Goal of the exercise: Please retype every entry below, keeping it exactly the same.

Supplied entries:
● ● ● ● ●

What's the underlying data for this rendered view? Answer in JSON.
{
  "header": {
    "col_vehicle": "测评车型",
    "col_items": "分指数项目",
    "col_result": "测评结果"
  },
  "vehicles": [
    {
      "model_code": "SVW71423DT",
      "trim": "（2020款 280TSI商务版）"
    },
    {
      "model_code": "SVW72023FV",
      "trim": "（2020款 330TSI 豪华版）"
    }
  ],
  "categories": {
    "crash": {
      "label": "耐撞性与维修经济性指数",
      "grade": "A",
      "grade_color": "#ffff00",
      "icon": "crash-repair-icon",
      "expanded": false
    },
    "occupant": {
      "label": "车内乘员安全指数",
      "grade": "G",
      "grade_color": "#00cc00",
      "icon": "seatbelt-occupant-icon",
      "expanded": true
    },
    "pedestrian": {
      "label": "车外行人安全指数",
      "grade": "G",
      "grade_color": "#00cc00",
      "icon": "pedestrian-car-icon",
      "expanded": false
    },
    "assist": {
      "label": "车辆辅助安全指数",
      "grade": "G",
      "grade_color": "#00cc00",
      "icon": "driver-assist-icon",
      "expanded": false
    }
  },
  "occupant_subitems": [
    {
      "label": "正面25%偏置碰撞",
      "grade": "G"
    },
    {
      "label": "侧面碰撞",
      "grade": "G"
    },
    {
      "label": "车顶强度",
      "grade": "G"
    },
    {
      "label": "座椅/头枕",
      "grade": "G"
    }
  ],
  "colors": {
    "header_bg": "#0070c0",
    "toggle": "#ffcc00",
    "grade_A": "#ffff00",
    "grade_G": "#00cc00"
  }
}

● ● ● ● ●

Response to this task:
What's the underlying data for this rendered view? Answer in JSON.
{
  "header": {
    "col_vehicle": "测评车型",
    "col_items": "分指数项目",
    "col_result": "测评结果"
  },
  "vehicles": [
    {
      "model_code": "SVW71423DT",
      "trim": "（2020款 280TSI商务版）"
    },
    {
      "model_code": "SVW72023FV",
      "trim": "（2020款 330TSI 豪华版）"
    }
  ],
  "categories": {
    "crash": {
      "label": "耐撞性与维修经济性指数",
      "grade": "A",
      "grade_color": "#ffff00",
      "icon": "crash-repair-icon",
      "expanded": false
    },
    "occupant": {
      "label": "车内乘员安全指数",
      "grade": "G",
      "grade_color": "#00cc00",
      "icon": "seatbelt-occupant-icon",
      "expanded": true
    },
    "pedestrian": {
      "label": "车外行人安全指数",
      "grade": "G",
      "grade_color": "#00cc00",
      "icon": "pedestrian-car-icon",
      "expanded": false
    },
    "assist": {
      "label": "车辆辅助安全指数",
      "grade": "G",
      "grade_color": "#00cc00",
      "icon": "driver-assist-icon",
      "expanded": false
    }
  },
  "occupant_subitems": [
    {
      "label": "正面25%偏置碰撞",
      "grade": "G"
    },
    {
      "label": "侧面碰撞",
      "grade": "G"
    },
    {
      "label": "车顶强度",
      "grade": "G"
    },
    {
      "label": "座椅/头枕",
      "grade": "G"
    }
  ],
  "colors": {
    "header_bg": "#0070c0",
    "toggle": "#ffcc00",
    "grade_A": "#ffff00",
    "grade_G": "#00cc00"
  }
}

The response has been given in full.